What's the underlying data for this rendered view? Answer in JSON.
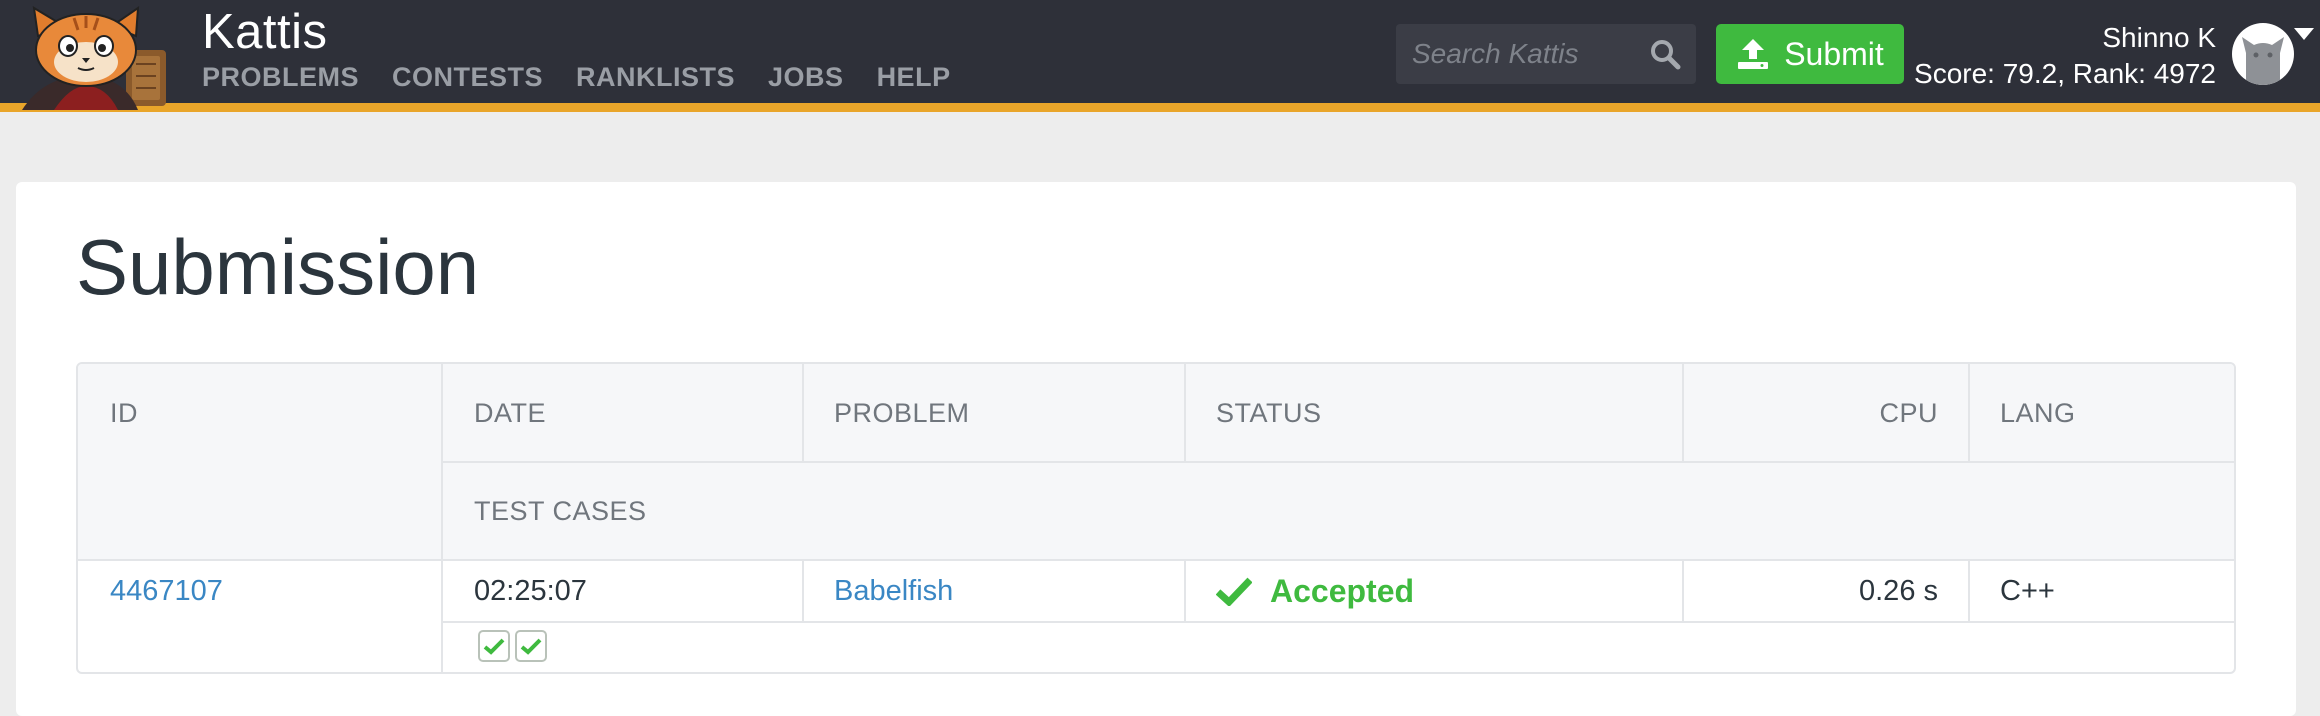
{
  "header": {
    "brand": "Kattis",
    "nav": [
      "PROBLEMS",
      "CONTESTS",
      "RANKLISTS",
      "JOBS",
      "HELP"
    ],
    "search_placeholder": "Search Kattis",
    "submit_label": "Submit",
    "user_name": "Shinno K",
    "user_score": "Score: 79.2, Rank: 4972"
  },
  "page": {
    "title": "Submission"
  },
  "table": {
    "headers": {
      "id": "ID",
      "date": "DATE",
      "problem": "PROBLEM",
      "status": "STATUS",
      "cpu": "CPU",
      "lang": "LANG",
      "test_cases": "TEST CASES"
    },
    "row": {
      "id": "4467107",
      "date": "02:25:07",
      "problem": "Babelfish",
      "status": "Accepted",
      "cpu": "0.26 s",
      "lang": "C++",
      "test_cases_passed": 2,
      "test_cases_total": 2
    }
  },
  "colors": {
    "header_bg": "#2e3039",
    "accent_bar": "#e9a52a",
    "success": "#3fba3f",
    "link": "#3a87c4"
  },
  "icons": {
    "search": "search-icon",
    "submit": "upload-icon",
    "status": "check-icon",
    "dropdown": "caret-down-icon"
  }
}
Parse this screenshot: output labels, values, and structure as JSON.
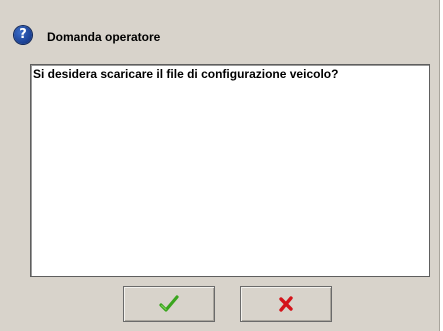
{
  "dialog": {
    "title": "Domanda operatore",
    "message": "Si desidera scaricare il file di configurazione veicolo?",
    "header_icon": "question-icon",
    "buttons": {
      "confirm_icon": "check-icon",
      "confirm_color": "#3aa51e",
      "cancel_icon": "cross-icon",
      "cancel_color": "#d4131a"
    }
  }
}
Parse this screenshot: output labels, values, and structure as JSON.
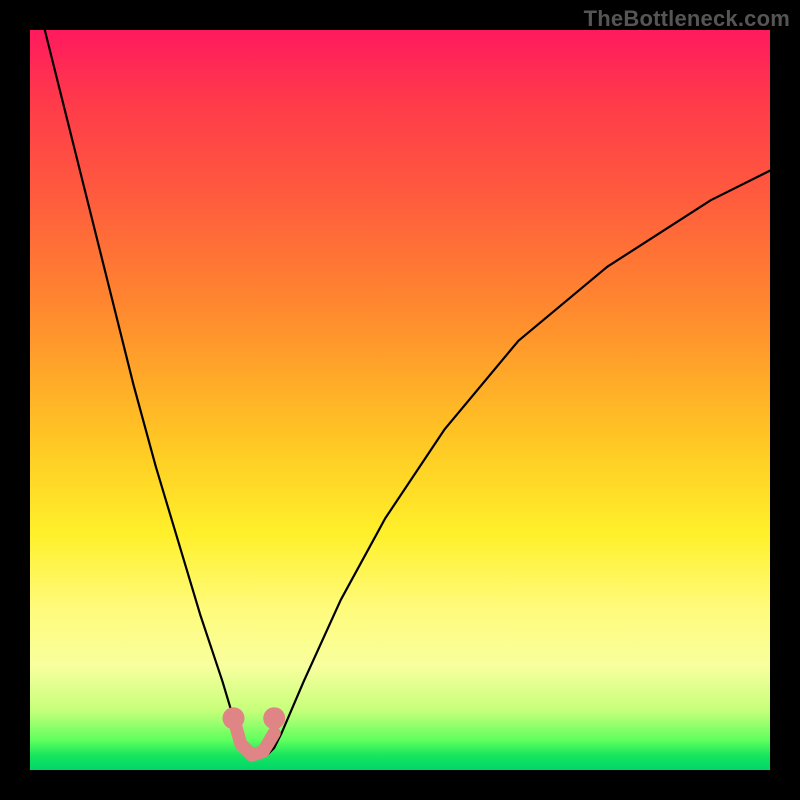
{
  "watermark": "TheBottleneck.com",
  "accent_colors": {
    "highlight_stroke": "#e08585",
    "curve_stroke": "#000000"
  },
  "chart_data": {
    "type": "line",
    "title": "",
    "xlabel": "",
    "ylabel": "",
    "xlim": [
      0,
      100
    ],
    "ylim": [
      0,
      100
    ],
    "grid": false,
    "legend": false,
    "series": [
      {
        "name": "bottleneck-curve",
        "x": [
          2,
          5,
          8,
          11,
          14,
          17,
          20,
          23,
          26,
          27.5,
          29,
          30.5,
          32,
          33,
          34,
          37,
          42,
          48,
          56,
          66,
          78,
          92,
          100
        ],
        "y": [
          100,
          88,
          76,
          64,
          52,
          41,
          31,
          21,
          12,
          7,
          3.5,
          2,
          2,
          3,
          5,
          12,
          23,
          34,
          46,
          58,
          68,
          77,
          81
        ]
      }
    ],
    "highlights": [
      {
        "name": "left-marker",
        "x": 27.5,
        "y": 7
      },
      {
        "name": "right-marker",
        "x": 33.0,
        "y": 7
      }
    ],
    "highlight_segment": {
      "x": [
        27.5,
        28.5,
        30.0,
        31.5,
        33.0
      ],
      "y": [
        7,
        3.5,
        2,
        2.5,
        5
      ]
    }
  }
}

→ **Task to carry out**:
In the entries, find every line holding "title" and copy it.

→ **Result of this exercise**:
    "title": "Submission"
    "title": "Domanda operatore",
    "title": "",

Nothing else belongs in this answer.